BSo far, strategic communication in the dispute with Russia has been one of the strengths of the US government. This originally referred to the release of intelligence on Moscow’s Hybrid War planning. The White House then decided to publicly document the Secret Service’s contribution to military aid to Ukraine as well. The difficulties of the Russian attackers and the successes of the Ukrainian armed forces have probably made some government officials overconfident. In any case, President Joe Biden thinks some are too lax.
On Friday, he called CIA Director William Burns, National Intelligence Coordinator Avril Haines and Secretary of Defense Lloyd Austin. Tenor: The most recent reports that concrete military successes in Kyiv can be attributed to direct information from the American services are counterproductive. The leaking of information to the media must stop. Others now call the bragging dangerous because it could give Moscow an excuse for further escalation. Duma Speaker Vyacheslav Volodin accused Washington of “coordinating and developing essential military operations” and concluded that the United States was “directly involved in military actions against our country”.
A day after the call, CIA Director Burns said it was “irresponsible, very risky and dangerous” for people to talk too much – whether speaking publicly about certain intelligence matters or share information confidentially.

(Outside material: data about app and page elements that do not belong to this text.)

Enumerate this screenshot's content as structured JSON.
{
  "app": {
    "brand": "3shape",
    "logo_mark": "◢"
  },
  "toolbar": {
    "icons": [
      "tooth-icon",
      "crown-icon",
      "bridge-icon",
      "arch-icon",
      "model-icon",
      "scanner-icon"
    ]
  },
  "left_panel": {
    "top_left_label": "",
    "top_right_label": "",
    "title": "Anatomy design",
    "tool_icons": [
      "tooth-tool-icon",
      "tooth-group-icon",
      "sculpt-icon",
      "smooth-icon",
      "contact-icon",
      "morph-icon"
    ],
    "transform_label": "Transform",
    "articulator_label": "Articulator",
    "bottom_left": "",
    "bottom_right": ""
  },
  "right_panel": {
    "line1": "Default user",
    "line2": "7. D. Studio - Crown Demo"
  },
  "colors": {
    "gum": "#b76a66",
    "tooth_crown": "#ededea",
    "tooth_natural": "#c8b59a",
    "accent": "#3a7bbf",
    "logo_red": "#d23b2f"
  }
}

At a Financial Times conference in Washington, he added that it was a “big mistake” to underestimate Ukraine’s intelligence capabilities. It’s their country, they have a lot more information than the Americans. The background for this were reports that American services not only provided kyiv with general information about Russian troop movements, as they did at the start of the war, but also helped sink a warship Russian and to specifically kill Russian generals. The latter was denied by the Biden government. The contribution to the sinking of the missile cruiser “Moskva” was minimized. Despite his own warning, Biden has released more military aid to Ukraine. The State Department said a $150 million package had been approved.
Burns: Putin simmers in ‘resentment, ambition and insecurity’
At the conference, Burns expressed the view that Russian President Vladimir Putin is stepping up military action because he cannot afford to be defeated. Despite the failure to take kyiv and the difficulties in Donbass, Putin still believes he can defeat the Ukrainian armed forces. For years it has been simmering in a highly explosive combination of “resentment, ambition and insecurity”. For the moment, he is apparently “convinced that he can still progress by multiplying the means”. But there is no indication that he plans to use tactical nuclear weapons.
Burns made it clear that the war in Ukraine did not change Washington’s real security strategy: China was “the greatest long-term geopolitical challenge”, although the danger from Russia should not be underestimated. “Putin demonstrates in a very disturbing way that declining powers can be at least as divisive as rising ones,” Burns said. He gets the impression that Chinese President Xi Jinping is a bit concerned about the damage to China’s reputation resulting from its association with Russia. Xi is also concerned about economic uncertainties resulting from the war. Beijing was shocked that America and Europe had grown closer during the crisis. But he doesn’t think for a second that Xi’s resolve to take control of Taiwan has eroded.